By way of example, I'll offer two: first, Adam was told not to eat of the tree for, "when you eat of it you will surely die" (Gen. 2:17). Yet, he did not die... at least not "when" he ate of it. Secondly, consider David's anointing (Messiah) as King. In 1 Samuel 16, David is anointed as king by the prophet of God and Saul is proclaimed to no longer be king. But, David is not king for another 30 years. He was king already, but not yet.
I will, again, reiterate my agreement with Anonymous that this sort of "already but not yet" messianism has no place in traditional Judaism. But it is nonetheless a hermeneutically sound approach to the Messianic prophecies.
3. There are 5 or 6 things that the Jewish messiah must do in order to qualify. These include (off the top of my head) - gather the exiles, build the temple, usher in an era of peace (perhaps preceded by a large war according to some people's interpritation)... and there are others I can't remember right now.Ahh, and there lies the real issue. All of the items cited herein are a part of traditional Jewish Messianism.
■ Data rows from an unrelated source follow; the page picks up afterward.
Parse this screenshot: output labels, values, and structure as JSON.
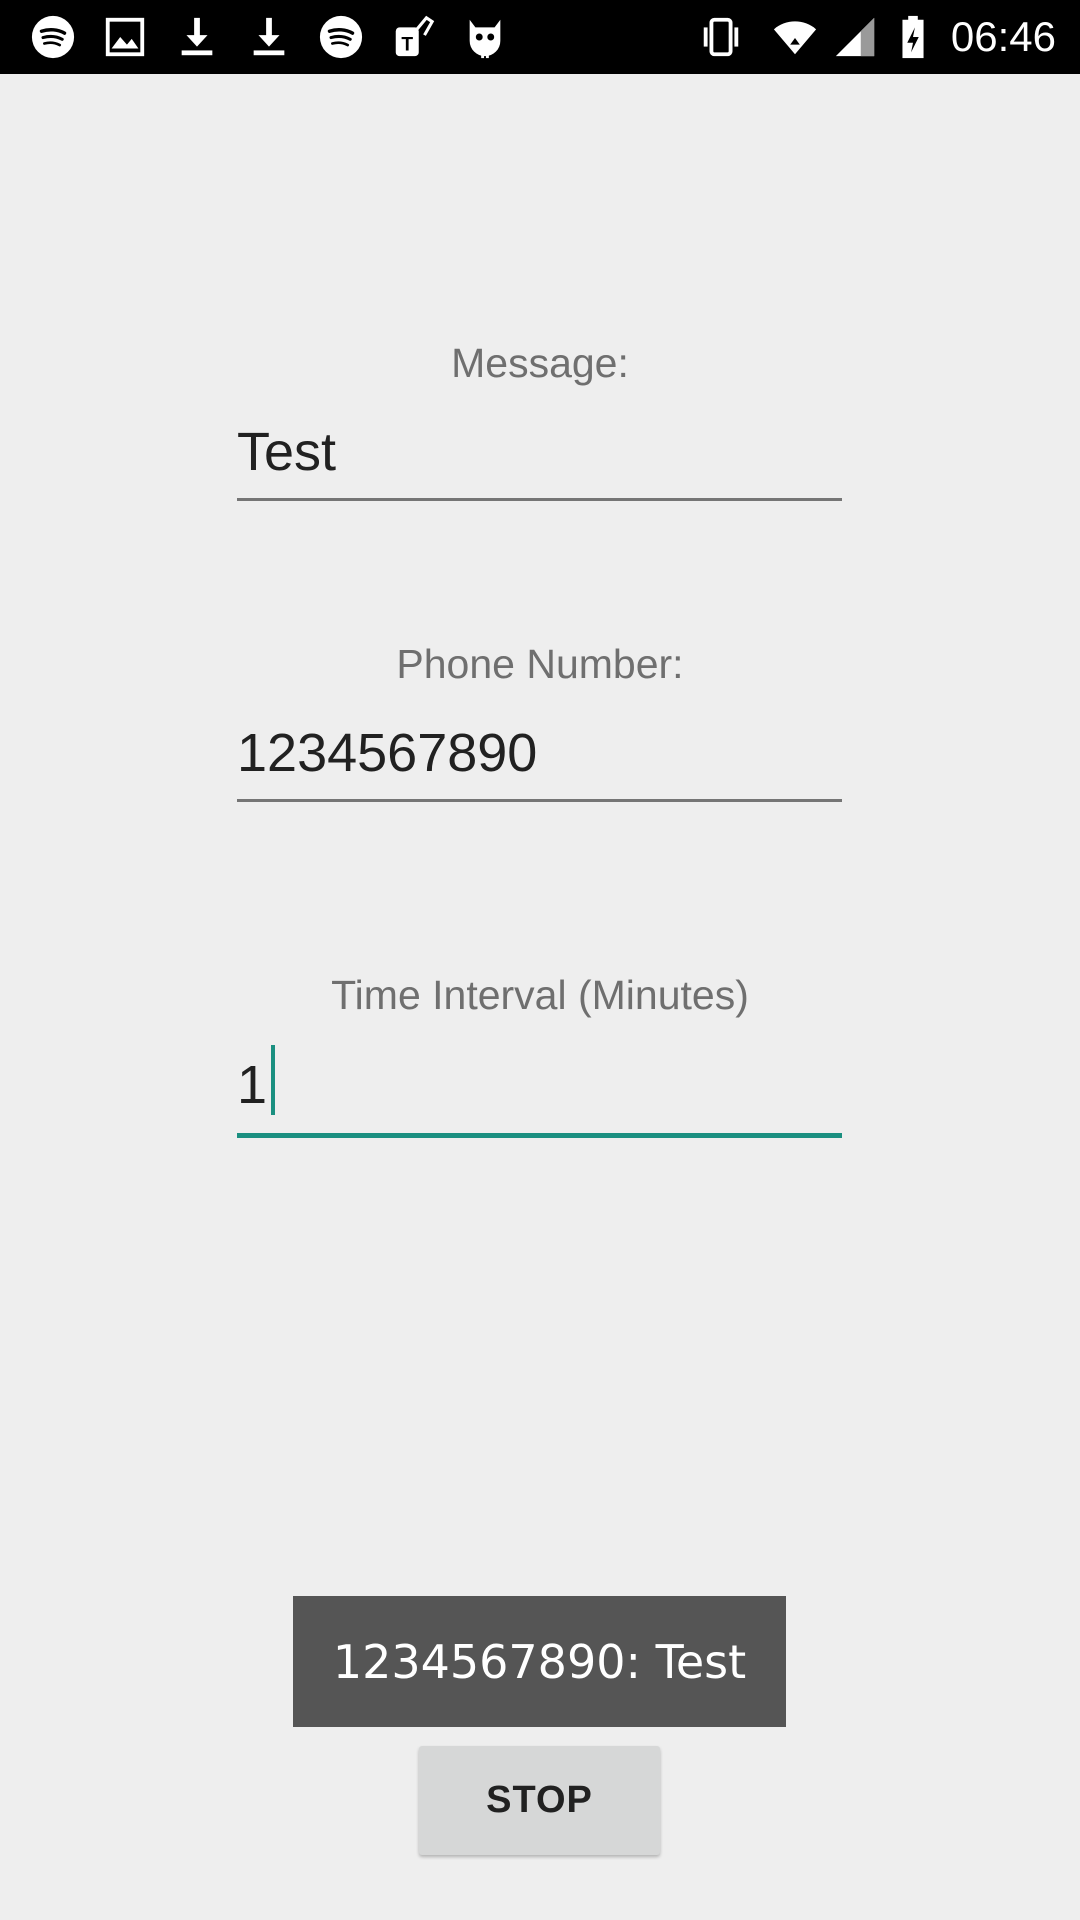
{
  "status_bar": {
    "time": "06:46",
    "left_icons": [
      "spotify-icon",
      "image-icon",
      "download-icon",
      "download-icon",
      "spotify-icon",
      "tmobile-icon",
      "cyanogen-icon"
    ],
    "right_icons": [
      "vibrate-icon",
      "wifi-icon",
      "cell-signal-icon",
      "battery-charging-icon"
    ]
  },
  "form": {
    "message": {
      "label": "Message:",
      "value": "Test"
    },
    "phone": {
      "label": "Phone Number:",
      "value": "1234567890"
    },
    "interval": {
      "label": "Time Interval (Minutes)",
      "value": "1"
    }
  },
  "toast": {
    "text": "1234567890: Test"
  },
  "actions": {
    "stop_label": "STOP"
  },
  "colors": {
    "accent": "#1a8f80",
    "background": "#eeeeee",
    "toast_bg": "#555555",
    "button_bg": "#d6d7d7"
  }
}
On these grounds, the earlier point that Jesus did part of His job, died, and will later return to finish it is actually misrepresented. Jesus did not do any part of this "job" according to the Jewish Messianism. He promised it. He predicted it. But he left every ounce of it undone at His death. In fact, it should interest Jewish readers that the New Testament writings from Acts through Revelation (especially Revelation) express a burning desire to see all of the traditional Jewish Messianic prophecies fulfilled.
However, Jesus' first trip to this terrestrial ball had other goals in mind. He was fulfilling Jeremiah 31:31 before Isaiah 11:6. Christianity does not claim that Christ has already fulfilled all of the Messianic roles. The chief difference in a Christian's present anticipation of a future Messiah and the Jew's present anticipation of a future Messiah is that Christians already know Him by name.
4. ...The Christian interpritation of the messiah involves supernatural stuff, the Jewish messiah is an emancipated empowered mortal human being who brings about real dramatic change to the real world...How sad a prospect to think that God cannot accomplish the "supernatural." What do Jews do with the "supernatural" elements of their own cherished scriptures? Which is easier, to part the red sea or to raise a man from the dead? And, if you cannot trust that God really parted a sea, then why would you believe his promise to send a peacemaker in the future--mortal or otherwise?
Jesus was a great man... to be denied messiahship is not an insult, it is a great credit to him that he was a contender.Ah, yes, just as it was an honor for Yahweh to be a 'contender' for the Israelite's worship, right up there with all the other gods... oh, wait, that's not how God thinks at all. "I am the LORD; that is my name! I will not give my glory to another" (Isaiah 42:8).